This is ironic, because COVID-19 and similar pandemics are a collective problem, exacerbated not just by our agricultural, public health or economic systems, but also by the environments of our cities.
Air pollution, in particular, has an amplifying relationship with mortality from COVID-19, and other respiratory illnesses. If COVID-19 increases vehicle use, which contributes to a significant percentage of air pollution, it will likely increase the death toll of both this pandemic and any future ones.
Governments can nurture collective and community spirit required to respond to the pandemic by making public transit infrastructure safer and more accessible. Extremely aggressive and highly visible anti-infection measures on buses and trains would go a long way, as would adding more service to reduce overcrowding.
Governments could also use regulations to curb the growth of drive-through services. They could capitalize on the growth of telecommuting to promote more car-free lifestyles, including by changing zoning to permit the development of 15-minute cities, which would put essential services such as grocery stores, libraries, schools and health clinics within a 15 minute car-free trip of everyone’s home. This will be particularly effective if that home is also their workplace.
How it all connects
To fully understand car dependence, we need to think of it as a combined whole. A piecemeal approach to policy is unlikely to untangle the complex systems of land use, physical infrastructure, social habits and political incentives that entrench the dominance of the car.

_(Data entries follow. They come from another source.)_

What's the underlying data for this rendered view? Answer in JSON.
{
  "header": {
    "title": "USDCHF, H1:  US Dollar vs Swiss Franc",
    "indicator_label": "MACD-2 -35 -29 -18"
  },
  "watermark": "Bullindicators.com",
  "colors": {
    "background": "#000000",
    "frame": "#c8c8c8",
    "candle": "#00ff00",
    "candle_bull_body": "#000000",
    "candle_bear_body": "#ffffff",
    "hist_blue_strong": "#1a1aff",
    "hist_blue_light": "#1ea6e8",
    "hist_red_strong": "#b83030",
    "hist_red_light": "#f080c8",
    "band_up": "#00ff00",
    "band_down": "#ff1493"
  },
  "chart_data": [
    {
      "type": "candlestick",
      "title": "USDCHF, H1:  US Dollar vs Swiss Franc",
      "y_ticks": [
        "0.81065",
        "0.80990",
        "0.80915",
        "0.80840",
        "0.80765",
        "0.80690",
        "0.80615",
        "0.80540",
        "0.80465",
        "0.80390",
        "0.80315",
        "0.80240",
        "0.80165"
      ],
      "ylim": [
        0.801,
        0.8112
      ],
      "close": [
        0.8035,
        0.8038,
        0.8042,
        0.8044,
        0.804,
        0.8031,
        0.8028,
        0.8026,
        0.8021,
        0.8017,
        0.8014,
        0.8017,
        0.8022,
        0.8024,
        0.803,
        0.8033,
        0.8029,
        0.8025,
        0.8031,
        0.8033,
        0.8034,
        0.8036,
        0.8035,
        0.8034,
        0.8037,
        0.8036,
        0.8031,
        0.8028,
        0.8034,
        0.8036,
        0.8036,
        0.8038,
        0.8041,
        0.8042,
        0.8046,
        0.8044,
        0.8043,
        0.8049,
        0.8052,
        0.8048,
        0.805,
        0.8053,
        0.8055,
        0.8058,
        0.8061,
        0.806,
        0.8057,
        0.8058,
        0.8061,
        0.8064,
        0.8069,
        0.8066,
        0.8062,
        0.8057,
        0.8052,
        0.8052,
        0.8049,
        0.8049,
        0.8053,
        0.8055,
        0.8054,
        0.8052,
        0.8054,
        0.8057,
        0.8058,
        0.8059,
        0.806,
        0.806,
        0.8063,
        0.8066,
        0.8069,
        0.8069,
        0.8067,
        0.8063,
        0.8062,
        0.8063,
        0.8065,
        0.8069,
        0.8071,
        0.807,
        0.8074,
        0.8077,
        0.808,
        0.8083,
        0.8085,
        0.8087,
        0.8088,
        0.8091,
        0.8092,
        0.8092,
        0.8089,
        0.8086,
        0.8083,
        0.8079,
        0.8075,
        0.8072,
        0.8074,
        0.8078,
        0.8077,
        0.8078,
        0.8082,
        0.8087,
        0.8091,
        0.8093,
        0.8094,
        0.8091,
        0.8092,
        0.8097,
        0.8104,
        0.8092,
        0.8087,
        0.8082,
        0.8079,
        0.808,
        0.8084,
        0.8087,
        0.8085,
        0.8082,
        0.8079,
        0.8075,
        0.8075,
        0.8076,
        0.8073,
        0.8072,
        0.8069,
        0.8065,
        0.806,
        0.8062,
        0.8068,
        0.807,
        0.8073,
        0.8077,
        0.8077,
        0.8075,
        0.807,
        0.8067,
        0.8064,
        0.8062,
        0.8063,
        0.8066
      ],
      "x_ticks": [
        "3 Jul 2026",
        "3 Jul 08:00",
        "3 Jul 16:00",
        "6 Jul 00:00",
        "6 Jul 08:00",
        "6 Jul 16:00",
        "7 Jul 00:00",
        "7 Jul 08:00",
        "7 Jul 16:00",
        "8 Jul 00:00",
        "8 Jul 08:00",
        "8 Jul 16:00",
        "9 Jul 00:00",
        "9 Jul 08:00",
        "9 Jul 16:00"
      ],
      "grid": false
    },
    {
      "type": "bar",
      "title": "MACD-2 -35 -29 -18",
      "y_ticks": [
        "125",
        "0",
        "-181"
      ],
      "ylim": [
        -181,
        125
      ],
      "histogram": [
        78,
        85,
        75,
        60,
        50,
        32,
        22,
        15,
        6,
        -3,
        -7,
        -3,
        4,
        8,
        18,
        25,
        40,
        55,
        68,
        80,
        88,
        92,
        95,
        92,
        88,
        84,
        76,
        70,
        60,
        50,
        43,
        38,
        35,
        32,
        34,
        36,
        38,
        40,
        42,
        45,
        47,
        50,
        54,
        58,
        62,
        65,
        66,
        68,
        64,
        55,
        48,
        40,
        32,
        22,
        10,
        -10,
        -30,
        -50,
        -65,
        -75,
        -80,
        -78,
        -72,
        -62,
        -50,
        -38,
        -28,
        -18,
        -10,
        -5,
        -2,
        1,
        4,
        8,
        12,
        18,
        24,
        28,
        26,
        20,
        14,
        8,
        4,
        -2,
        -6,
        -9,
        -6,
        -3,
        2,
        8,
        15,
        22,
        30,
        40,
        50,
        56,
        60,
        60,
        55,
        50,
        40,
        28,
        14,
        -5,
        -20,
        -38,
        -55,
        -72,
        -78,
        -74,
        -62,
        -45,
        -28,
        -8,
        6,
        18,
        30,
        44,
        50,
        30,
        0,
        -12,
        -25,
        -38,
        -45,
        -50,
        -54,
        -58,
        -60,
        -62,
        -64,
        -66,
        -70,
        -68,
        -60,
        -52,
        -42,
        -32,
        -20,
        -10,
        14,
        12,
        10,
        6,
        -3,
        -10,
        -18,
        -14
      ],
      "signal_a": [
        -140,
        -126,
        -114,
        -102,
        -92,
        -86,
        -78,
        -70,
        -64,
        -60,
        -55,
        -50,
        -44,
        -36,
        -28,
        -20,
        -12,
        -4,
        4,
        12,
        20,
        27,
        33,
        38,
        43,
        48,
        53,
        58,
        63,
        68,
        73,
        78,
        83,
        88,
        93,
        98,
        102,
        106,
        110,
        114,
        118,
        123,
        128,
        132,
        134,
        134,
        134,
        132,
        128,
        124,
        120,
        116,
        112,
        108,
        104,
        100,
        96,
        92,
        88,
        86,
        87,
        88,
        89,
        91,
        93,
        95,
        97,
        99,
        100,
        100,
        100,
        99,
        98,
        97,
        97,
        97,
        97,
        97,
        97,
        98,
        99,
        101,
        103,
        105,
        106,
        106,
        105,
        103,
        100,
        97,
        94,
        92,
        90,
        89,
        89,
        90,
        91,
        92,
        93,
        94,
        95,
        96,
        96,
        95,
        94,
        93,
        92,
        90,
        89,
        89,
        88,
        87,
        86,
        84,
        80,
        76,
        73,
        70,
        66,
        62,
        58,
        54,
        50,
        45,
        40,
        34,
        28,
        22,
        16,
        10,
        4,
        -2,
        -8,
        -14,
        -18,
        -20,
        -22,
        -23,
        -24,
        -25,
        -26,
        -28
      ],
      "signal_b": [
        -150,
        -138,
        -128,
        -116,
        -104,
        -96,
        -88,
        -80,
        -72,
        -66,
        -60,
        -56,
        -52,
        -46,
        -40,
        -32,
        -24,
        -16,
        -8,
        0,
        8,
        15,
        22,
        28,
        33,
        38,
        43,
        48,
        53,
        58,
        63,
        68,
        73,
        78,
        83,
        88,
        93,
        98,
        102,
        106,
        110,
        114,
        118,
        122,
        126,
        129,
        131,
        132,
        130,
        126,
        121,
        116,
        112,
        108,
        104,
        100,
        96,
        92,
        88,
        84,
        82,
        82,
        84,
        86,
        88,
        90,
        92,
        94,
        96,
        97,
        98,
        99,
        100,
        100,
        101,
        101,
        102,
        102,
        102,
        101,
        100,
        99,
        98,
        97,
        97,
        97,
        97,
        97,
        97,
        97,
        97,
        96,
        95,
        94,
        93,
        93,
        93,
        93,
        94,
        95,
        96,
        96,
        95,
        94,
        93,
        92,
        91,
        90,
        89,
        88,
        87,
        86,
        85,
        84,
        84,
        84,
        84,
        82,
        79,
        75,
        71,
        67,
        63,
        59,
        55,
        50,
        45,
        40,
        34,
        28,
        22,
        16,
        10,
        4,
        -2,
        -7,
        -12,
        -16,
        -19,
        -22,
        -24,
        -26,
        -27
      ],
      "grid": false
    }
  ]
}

But the coronavirus pandemic gives us a golden opportunity to think holistically. We should push for sweeping reforms to move towards a truly zero-carbon transportation system.